• [PROBLEM]: Reproduce each entry exactly as written.

[Items listed in a dataset]
⁂

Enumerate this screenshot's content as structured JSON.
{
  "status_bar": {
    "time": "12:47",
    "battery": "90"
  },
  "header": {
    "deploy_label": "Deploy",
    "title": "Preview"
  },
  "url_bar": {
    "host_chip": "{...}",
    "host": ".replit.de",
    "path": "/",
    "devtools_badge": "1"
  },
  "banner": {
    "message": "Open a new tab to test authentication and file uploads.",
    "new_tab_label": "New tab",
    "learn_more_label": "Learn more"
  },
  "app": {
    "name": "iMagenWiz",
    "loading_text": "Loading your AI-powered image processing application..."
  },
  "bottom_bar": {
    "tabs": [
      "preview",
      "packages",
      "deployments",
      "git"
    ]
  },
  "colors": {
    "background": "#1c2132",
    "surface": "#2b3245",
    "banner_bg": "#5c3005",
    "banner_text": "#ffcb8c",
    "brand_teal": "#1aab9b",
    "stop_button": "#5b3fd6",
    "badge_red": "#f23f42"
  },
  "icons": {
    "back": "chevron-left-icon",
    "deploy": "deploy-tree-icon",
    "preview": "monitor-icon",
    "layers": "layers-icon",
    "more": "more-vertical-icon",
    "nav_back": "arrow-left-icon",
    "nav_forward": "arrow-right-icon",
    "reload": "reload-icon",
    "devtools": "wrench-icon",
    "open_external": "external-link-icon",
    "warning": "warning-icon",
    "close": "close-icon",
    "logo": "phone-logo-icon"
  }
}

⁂

• [SOLUTION]:
Enumerate this screenshot's content as structured JSON.
{
  "status_bar": {
    "time": "12:47",
    "battery": "90"
  },
  "header": {
    "deploy_label": "Deploy",
    "title": "Preview"
  },
  "url_bar": {
    "host_chip": "{...}",
    "host": ".replit.de",
    "path": "/",
    "devtools_badge": "1"
  },
  "banner": {
    "message": "Open a new tab to test authentication and file uploads.",
    "new_tab_label": "New tab",
    "learn_more_label": "Learn more"
  },
  "app": {
    "name": "iMagenWiz",
    "loading_text": "Loading your AI-powered image processing application..."
  },
  "bottom_bar": {
    "tabs": [
      "preview",
      "packages",
      "deployments",
      "git"
    ]
  },
  "colors": {
    "background": "#1c2132",
    "surface": "#2b3245",
    "banner_bg": "#5c3005",
    "banner_text": "#ffcb8c",
    "brand_teal": "#1aab9b",
    "stop_button": "#5b3fd6",
    "badge_red": "#f23f42"
  },
  "icons": {
    "back": "chevron-left-icon",
    "deploy": "deploy-tree-icon",
    "preview": "monitor-icon",
    "layers": "layers-icon",
    "more": "more-vertical-icon",
    "nav_back": "arrow-left-icon",
    "nav_forward": "arrow-right-icon",
    "reload": "reload-icon",
    "devtools": "wrench-icon",
    "open_external": "external-link-icon",
    "warning": "warning-icon",
    "close": "close-icon",
    "logo": "phone-logo-icon"
  }
}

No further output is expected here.